The authors would like to thank Hitendra Varsani for his contribution to this blog.
1 Source: IMF. Historical data from 1980 to 2021. Forecasts from 2022 to 2027.
2 Source: IMF, World Economic Outlook Database, October 2022, State Bank of India “Ecowrap,” Sep. 3, 2022.
3 As of December 30, 2022
4 From Dec 31, 1998, to Dec 30, 2022.
5 The information is generated from third party sources and MSCI doesn’t assert the accuracy of the information. Includes both active and indexed investors in all MSCI India equity indexes. As of Sep 30, 2022.
6 This calculation is a conservative approximation based on the weight of India in MSCI Emerging Markets and MSCI ACWI indexes. The AUM figures used are for indexed investors covering all MSCI Emerging Markets and ACWI equity indexes. As of Sep 30, 2022.
7 ETF Fund providers include iShares, Lyxor, Amundi, Barclays etc. listed on various exchanges globally. The information is generated from third party sources and MSCI doesn’t assert the accuracy of the information.
8 Based on data from ICE Futures U.S., ICE Futures Europe, Eurex, HKEX.
9 India Rupee.
10 The FIF of a security is defined as the proportion of shares outstanding that is available for purchase in the public equity markets by international investors. This proportion accounts for the available free float of and/or the foreign ownership limits applicable to a specific security (or company). The DIF of a security is defined as the proportion of shares outstanding that is available for purchase in the public equity markets by domestic investors.

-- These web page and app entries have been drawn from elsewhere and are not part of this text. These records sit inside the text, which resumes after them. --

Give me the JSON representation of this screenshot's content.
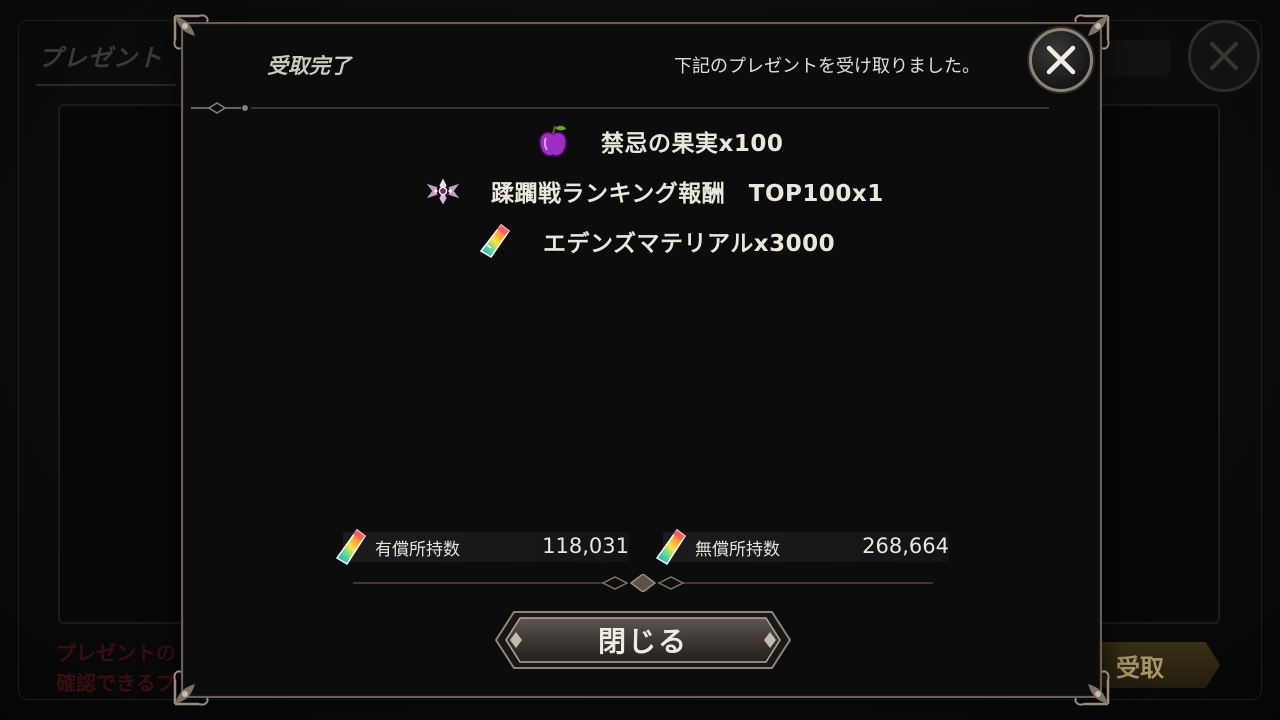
{
  "background": {
    "title": "プレゼント",
    "notice_line1": "プレゼントの",
    "notice_line2": "確認できるプ",
    "receive_button": "受取"
  },
  "modal": {
    "title": "受取完了",
    "message": "下記のプレゼントを受け取りました。",
    "close_icon": "close-icon",
    "rewards": [
      {
        "icon": "apple-icon",
        "label": "禁忌の果実x100"
      },
      {
        "icon": "emblem-icon",
        "label": "蹂躙戦ランキング報酬　TOP100x1"
      },
      {
        "icon": "crystal-icon",
        "label": "エデンズマテリアルx3000"
      }
    ],
    "balances": [
      {
        "icon": "crystal-icon",
        "label": "有償所持数",
        "value": "118,031"
      },
      {
        "icon": "crystal-icon",
        "label": "無償所持数",
        "value": "268,664"
      }
    ],
    "close_button": "閉じる"
  },
  "colors": {
    "frame": "#6a5d52",
    "text": "#ece6da",
    "notice_red": "#3a0e10",
    "receive_gold": "#a89868"
  }
}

11 The Annualized Trade Value Ratio (ATVR) is used to measure liquidity. MSCI uses ATVR as an investability criterion to determine the inclusion of securities into the MSCI indexes.